> _EXERCISE INSTRUCTIONS_
Take the records below and copy them exactly.

> _INPUT_
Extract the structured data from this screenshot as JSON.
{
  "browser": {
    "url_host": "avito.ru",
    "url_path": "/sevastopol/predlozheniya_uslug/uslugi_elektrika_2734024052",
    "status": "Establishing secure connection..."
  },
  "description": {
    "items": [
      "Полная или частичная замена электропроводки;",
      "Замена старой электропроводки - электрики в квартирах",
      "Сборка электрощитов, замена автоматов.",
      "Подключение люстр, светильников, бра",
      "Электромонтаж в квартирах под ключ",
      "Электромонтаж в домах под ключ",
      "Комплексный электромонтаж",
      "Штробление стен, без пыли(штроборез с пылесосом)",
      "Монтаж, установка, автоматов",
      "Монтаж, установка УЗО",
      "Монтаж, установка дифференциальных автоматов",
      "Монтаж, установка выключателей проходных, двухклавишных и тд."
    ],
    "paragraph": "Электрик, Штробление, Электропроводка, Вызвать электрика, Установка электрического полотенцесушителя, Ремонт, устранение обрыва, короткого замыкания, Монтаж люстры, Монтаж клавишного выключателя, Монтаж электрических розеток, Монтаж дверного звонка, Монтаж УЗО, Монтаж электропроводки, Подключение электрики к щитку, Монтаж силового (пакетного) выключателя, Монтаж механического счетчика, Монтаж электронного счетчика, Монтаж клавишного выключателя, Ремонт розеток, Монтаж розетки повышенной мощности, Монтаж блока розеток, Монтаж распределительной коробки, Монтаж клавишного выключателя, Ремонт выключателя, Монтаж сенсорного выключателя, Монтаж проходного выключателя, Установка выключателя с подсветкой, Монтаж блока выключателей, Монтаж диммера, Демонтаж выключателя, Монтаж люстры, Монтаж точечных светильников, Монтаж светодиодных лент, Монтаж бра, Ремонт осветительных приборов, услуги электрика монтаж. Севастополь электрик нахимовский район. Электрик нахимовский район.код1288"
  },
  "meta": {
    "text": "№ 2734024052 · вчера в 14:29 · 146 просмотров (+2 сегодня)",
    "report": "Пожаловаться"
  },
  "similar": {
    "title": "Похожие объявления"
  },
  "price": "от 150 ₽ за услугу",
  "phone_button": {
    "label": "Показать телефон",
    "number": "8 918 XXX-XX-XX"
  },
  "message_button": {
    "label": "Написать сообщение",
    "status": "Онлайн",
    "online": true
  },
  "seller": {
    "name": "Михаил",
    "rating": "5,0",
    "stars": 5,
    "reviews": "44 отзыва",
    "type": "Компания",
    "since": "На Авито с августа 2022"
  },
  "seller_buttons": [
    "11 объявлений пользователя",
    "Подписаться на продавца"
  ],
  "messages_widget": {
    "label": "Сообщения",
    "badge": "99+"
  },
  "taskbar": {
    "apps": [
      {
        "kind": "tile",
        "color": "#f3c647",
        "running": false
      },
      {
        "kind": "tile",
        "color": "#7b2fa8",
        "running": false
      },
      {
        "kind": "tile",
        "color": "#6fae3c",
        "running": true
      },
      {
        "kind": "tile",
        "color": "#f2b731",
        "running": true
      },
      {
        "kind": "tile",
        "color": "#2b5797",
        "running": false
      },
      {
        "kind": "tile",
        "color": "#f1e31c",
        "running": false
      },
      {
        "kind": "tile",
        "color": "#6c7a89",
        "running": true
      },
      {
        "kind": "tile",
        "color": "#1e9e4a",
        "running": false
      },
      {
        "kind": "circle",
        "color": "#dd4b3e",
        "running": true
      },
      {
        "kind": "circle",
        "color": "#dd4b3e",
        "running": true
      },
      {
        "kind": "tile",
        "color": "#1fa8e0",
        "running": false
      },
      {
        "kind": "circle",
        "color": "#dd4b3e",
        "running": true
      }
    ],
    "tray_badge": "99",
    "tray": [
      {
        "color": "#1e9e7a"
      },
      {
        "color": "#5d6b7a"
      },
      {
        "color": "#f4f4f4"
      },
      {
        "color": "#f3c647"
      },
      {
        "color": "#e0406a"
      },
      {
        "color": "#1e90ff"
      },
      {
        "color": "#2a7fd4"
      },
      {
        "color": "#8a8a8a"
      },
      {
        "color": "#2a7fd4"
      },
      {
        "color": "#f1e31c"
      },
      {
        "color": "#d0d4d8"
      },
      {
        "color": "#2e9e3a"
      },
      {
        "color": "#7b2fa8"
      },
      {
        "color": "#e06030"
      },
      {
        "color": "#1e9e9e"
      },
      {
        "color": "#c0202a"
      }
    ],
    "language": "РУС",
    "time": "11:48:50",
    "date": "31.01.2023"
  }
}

> _RESPONSE TO THIS TASK_
Extract the structured data from this screenshot as JSON.
{
  "browser": {
    "url_host": "avito.ru",
    "url_path": "/sevastopol/predlozheniya_uslug/uslugi_elektrika_2734024052",
    "status": "Establishing secure connection..."
  },
  "description": {
    "items": [
      "Полная или частичная замена электропроводки;",
      "Замена старой электропроводки - электрики в квартирах",
      "Сборка электрощитов, замена автоматов.",
      "Подключение люстр, светильников, бра",
      "Электромонтаж в квартирах под ключ",
      "Электромонтаж в домах под ключ",
      "Комплексный электромонтаж",
      "Штробление стен, без пыли(штроборез с пылесосом)",
      "Монтаж, установка, автоматов",
      "Монтаж, установка УЗО",
      "Монтаж, установка дифференциальных автоматов",
      "Монтаж, установка выключателей проходных, двухклавишных и тд."
    ],
    "paragraph": "Электрик, Штробление, Электропроводка, Вызвать электрика, Установка электрического полотенцесушителя, Ремонт, устранение обрыва, короткого замыкания, Монтаж люстры, Монтаж клавишного выключателя, Монтаж электрических розеток, Монтаж дверного звонка, Монтаж УЗО, Монтаж электропроводки, Подключение электрики к щитку, Монтаж силового (пакетного) выключателя, Монтаж механического счетчика, Монтаж электронного счетчика, Монтаж клавишного выключателя, Ремонт розеток, Монтаж розетки повышенной мощности, Монтаж блока розеток, Монтаж распределительной коробки, Монтаж клавишного выключателя, Ремонт выключателя, Монтаж сенсорного выключателя, Монтаж проходного выключателя, Установка выключателя с подсветкой, Монтаж блока выключателей, Монтаж диммера, Демонтаж выключателя, Монтаж люстры, Монтаж точечных светильников, Монтаж светодиодных лент, Монтаж бра, Ремонт осветительных приборов, услуги электрика монтаж. Севастополь электрик нахимовский район. Электрик нахимовский район.код1288"
  },
  "meta": {
    "text": "№ 2734024052 · вчера в 14:29 · 146 просмотров (+2 сегодня)",
    "report": "Пожаловаться"
  },
  "similar": {
    "title": "Похожие объявления"
  },
  "price": "от 150 ₽ за услугу",
  "phone_button": {
    "label": "Показать телефон",
    "number": "8 918 XXX-XX-XX"
  },
  "message_button": {
    "label": "Написать сообщение",
    "status": "Онлайн",
    "online": true
  },
  "seller": {
    "name": "Михаил",
    "rating": "5,0",
    "stars": 5,
    "reviews": "44 отзыва",
    "type": "Компания",
    "since": "На Авито с августа 2022"
  },
  "seller_buttons": [
    "11 объявлений пользователя",
    "Подписаться на продавца"
  ],
  "messages_widget": {
    "label": "Сообщения",
    "badge": "99+"
  },
  "taskbar": {
    "apps": [
      {
        "kind": "tile",
        "color": "#f3c647",
        "running": false
      },
      {
        "kind": "tile",
        "color": "#7b2fa8",
        "running": false
      },
      {
        "kind": "tile",
        "color": "#6fae3c",
        "running": true
      },
      {
        "kind": "tile",
        "color": "#f2b731",
        "running": true
      },
      {
        "kind": "tile",
        "color": "#2b5797",
        "running": false
      },
      {
        "kind": "tile",
        "color": "#f1e31c",
        "running": false
      },
      {
        "kind": "tile",
        "color": "#6c7a89",
        "running": true
      },
      {
        "kind": "tile",
        "color": "#1e9e4a",
        "running": false
      },
      {
        "kind": "circle",
        "color": "#dd4b3e",
        "running": true
      },
      {
        "kind": "circle",
        "color": "#dd4b3e",
        "running": true
      },
      {
        "kind": "tile",
        "color": "#1fa8e0",
        "running": false
      },
      {
        "kind": "circle",
        "color": "#dd4b3e",
        "running": true
      }
    ],
    "tray_badge": "99",
    "tray": [
      {
        "color": "#1e9e7a"
      },
      {
        "color": "#5d6b7a"
      },
      {
        "color": "#f4f4f4"
      },
      {
        "color": "#f3c647"
      },
      {
        "color": "#e0406a"
      },
      {
        "color": "#1e90ff"
      },
      {
        "color": "#2a7fd4"
      },
      {
        "color": "#8a8a8a"
      },
      {
        "color": "#2a7fd4"
      },
      {
        "color": "#f1e31c"
      },
      {
        "color": "#d0d4d8"
      },
      {
        "color": "#2e9e3a"
      },
      {
        "color": "#7b2fa8"
      },
      {
        "color": "#e06030"
      },
      {
        "color": "#1e9e9e"
      },
      {
        "color": "#c0202a"
      }
    ],
    "language": "РУС",
    "time": "11:48:50",
    "date": "31.01.2023"
  }
}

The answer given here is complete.